Visualization and Pedagogical Patterns in Support of Undergraduate Students With Autism Spectrum Disorders

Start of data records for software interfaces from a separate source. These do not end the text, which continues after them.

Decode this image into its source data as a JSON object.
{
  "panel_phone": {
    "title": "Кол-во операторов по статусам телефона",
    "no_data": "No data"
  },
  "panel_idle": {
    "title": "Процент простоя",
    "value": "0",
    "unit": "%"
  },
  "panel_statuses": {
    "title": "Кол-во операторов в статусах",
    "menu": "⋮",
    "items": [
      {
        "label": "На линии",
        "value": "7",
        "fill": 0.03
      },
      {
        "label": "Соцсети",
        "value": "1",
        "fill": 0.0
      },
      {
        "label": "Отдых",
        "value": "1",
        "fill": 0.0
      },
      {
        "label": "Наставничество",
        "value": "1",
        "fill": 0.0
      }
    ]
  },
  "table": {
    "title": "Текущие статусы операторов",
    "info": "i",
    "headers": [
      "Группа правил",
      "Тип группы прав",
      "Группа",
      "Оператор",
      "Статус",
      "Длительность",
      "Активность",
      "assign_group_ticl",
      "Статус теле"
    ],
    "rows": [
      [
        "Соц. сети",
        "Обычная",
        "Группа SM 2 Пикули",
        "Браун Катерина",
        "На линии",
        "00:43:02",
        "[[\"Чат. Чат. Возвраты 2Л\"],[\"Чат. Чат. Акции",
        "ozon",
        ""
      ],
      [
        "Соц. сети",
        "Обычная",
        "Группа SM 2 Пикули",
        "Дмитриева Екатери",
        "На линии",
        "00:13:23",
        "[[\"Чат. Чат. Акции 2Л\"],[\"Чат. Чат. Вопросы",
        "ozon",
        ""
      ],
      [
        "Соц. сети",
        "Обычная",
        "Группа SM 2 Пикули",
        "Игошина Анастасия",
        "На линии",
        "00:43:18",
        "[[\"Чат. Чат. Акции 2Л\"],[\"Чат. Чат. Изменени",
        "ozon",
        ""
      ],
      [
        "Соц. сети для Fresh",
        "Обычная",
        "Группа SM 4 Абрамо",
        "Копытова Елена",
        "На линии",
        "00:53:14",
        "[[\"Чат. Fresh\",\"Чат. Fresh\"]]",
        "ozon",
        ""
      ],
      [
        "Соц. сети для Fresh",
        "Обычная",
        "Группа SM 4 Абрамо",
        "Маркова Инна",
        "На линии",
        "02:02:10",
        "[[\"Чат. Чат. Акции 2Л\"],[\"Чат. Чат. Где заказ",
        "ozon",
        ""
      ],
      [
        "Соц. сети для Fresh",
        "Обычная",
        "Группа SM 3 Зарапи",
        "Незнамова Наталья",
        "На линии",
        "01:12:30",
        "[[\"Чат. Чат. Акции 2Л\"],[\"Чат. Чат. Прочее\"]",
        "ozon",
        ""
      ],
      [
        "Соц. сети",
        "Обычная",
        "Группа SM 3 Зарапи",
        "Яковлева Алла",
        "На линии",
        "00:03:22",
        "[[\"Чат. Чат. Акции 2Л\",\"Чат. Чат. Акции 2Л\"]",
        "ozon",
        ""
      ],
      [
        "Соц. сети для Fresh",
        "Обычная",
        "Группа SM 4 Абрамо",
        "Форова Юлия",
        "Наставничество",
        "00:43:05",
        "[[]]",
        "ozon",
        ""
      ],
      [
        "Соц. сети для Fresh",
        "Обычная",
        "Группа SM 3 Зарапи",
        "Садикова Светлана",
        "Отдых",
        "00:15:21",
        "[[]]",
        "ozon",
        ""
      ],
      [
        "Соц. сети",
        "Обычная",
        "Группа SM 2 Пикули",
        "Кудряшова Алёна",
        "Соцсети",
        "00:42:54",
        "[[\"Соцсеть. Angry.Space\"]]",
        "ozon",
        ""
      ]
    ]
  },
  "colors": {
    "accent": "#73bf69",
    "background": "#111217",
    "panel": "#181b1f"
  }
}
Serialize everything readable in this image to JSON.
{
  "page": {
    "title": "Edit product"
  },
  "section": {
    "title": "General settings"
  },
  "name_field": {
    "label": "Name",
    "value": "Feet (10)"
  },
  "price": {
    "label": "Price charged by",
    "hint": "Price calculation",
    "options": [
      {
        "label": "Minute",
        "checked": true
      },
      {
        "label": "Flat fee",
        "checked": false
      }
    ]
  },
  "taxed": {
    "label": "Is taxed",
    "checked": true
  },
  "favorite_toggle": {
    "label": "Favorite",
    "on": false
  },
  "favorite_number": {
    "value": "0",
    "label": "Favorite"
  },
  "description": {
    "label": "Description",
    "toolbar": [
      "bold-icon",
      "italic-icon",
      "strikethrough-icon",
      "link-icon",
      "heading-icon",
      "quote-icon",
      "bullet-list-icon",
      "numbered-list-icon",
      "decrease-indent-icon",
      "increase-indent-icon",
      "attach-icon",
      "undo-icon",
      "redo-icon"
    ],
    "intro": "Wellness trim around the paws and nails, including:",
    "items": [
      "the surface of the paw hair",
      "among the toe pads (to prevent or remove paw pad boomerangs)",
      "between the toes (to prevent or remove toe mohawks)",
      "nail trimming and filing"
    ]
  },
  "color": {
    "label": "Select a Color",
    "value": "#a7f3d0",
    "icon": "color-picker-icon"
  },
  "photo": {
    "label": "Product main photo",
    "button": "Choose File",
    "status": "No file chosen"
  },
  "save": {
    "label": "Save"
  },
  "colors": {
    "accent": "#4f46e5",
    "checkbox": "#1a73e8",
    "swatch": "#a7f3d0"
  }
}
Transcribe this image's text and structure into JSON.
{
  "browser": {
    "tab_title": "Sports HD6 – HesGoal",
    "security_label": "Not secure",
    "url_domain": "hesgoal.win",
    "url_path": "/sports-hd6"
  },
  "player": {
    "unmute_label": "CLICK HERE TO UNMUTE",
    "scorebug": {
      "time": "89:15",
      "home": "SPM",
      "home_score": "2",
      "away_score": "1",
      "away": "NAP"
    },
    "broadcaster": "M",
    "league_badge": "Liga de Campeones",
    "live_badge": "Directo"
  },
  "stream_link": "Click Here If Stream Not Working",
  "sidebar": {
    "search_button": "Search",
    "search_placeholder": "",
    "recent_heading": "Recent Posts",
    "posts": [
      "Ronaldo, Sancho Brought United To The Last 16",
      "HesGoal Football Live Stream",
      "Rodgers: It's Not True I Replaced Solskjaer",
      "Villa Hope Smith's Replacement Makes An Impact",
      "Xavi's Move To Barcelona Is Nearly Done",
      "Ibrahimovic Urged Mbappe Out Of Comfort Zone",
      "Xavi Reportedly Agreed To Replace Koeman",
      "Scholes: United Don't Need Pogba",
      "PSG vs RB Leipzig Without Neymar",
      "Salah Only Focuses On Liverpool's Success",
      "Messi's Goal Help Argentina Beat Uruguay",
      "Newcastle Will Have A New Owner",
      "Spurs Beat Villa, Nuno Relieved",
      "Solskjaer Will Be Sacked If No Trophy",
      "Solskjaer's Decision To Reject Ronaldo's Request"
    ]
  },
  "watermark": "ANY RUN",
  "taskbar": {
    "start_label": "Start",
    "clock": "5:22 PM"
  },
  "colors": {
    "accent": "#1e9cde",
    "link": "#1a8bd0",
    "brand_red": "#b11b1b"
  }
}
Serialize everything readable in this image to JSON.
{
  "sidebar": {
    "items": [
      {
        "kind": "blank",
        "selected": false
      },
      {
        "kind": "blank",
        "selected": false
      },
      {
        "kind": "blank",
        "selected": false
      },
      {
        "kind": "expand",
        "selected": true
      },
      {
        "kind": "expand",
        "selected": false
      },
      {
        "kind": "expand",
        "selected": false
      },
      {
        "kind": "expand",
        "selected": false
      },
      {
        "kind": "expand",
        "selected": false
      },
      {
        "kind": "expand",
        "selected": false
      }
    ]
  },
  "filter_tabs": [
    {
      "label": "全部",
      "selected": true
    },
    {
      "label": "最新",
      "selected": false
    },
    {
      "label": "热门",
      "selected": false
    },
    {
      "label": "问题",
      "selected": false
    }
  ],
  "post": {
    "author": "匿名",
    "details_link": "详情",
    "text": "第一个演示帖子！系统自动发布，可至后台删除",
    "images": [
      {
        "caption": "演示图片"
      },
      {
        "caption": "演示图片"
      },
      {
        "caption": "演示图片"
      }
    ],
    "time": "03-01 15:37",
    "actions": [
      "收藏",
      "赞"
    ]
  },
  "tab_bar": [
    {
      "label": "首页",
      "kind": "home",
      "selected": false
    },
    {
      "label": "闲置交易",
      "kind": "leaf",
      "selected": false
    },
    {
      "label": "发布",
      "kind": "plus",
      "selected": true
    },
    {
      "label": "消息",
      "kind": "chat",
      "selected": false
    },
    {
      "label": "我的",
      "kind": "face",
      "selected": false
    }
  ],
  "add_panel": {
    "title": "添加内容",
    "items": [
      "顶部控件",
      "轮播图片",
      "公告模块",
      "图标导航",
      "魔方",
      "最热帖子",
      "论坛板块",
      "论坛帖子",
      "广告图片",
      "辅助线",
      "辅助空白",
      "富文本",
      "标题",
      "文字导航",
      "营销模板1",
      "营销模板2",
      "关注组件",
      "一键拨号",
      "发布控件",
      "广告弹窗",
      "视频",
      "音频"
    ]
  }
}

Undergraduate students with autism spectrum disorders (ASD), who are overrepresented on IT degree programs, experience significant and unique challenges that require specific interventions and support mechanisms. Research on university students with ASD shows mixed results; for many, there is a poor outcome. There is therefore a general need for reports on educational practices and insight from professionals who work closely with these students. Practical support (extended deadlines, a quiet working space) is provided according to wellknown recommendations for these students, but pedagogical interventions, which are equally important, are often lacking. This paper describes the professional supervision of undergraduate IT students diagnosed with ASD over a period of several years. The diversity of people with ASD makes it necessary to target each student individually, in order to apply effective methods. Some traits are, however, broadly common to this population, and when correctly identified, pedagogical patterns can be applied to successfully address some of the challenges these students face. As an alternative to (often excessive) verbal explanations, we report how modelling techniques can be used to both explain and visualize practical problems related to subjects like programming and databases. The positive outcomes of this approach are confirmed through interviews, observations of the students and academic results.